• Task to carry out:
What is needed is an exact copy of all the records below.

• Data for this exercise:
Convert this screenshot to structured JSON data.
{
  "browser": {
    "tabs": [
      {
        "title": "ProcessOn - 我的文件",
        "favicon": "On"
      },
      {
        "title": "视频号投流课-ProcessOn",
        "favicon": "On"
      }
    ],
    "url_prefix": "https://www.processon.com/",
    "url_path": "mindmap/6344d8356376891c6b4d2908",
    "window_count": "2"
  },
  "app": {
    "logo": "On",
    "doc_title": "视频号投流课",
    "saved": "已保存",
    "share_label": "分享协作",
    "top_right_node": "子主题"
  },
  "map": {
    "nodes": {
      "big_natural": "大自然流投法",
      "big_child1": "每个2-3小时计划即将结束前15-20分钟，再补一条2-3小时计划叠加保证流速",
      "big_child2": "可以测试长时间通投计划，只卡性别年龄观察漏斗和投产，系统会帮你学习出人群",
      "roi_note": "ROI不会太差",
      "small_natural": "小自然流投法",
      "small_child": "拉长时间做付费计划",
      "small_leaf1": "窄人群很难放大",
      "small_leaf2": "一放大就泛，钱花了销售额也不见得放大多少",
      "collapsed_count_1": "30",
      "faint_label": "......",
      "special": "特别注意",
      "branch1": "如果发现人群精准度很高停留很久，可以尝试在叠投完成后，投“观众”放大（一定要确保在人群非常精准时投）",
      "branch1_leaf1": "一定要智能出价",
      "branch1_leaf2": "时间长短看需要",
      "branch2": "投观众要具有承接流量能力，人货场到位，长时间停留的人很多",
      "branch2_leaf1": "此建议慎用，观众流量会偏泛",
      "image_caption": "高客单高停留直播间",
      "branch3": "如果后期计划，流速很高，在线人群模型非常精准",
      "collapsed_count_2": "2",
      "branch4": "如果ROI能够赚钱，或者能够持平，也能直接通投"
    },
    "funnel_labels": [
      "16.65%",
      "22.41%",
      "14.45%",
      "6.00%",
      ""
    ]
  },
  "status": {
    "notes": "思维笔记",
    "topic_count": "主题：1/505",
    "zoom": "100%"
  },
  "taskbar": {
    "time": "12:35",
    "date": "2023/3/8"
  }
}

• Final answer:
Convert this screenshot to structured JSON data.
{
  "browser": {
    "tabs": [
      {
        "title": "ProcessOn - 我的文件",
        "favicon": "On"
      },
      {
        "title": "视频号投流课-ProcessOn",
        "favicon": "On"
      }
    ],
    "url_prefix": "https://www.processon.com/",
    "url_path": "mindmap/6344d8356376891c6b4d2908",
    "window_count": "2"
  },
  "app": {
    "logo": "On",
    "doc_title": "视频号投流课",
    "saved": "已保存",
    "share_label": "分享协作",
    "top_right_node": "子主题"
  },
  "map": {
    "nodes": {
      "big_natural": "大自然流投法",
      "big_child1": "每个2-3小时计划即将结束前15-20分钟，再补一条2-3小时计划叠加保证流速",
      "big_child2": "可以测试长时间通投计划，只卡性别年龄观察漏斗和投产，系统会帮你学习出人群",
      "roi_note": "ROI不会太差",
      "small_natural": "小自然流投法",
      "small_child": "拉长时间做付费计划",
      "small_leaf1": "窄人群很难放大",
      "small_leaf2": "一放大就泛，钱花了销售额也不见得放大多少",
      "collapsed_count_1": "30",
      "faint_label": "......",
      "special": "特别注意",
      "branch1": "如果发现人群精准度很高停留很久，可以尝试在叠投完成后，投“观众”放大（一定要确保在人群非常精准时投）",
      "branch1_leaf1": "一定要智能出价",
      "branch1_leaf2": "时间长短看需要",
      "branch2": "投观众要具有承接流量能力，人货场到位，长时间停留的人很多",
      "branch2_leaf1": "此建议慎用，观众流量会偏泛",
      "image_caption": "高客单高停留直播间",
      "branch3": "如果后期计划，流速很高，在线人群模型非常精准",
      "collapsed_count_2": "2",
      "branch4": "如果ROI能够赚钱，或者能够持平，也能直接通投"
    },
    "funnel_labels": [
      "16.65%",
      "22.41%",
      "14.45%",
      "6.00%",
      ""
    ]
  },
  "status": {
    "notes": "思维笔记",
    "topic_count": "主题：1/505",
    "zoom": "100%"
  },
  "taskbar": {
    "time": "12:35",
    "date": "2023/3/8"
  }
}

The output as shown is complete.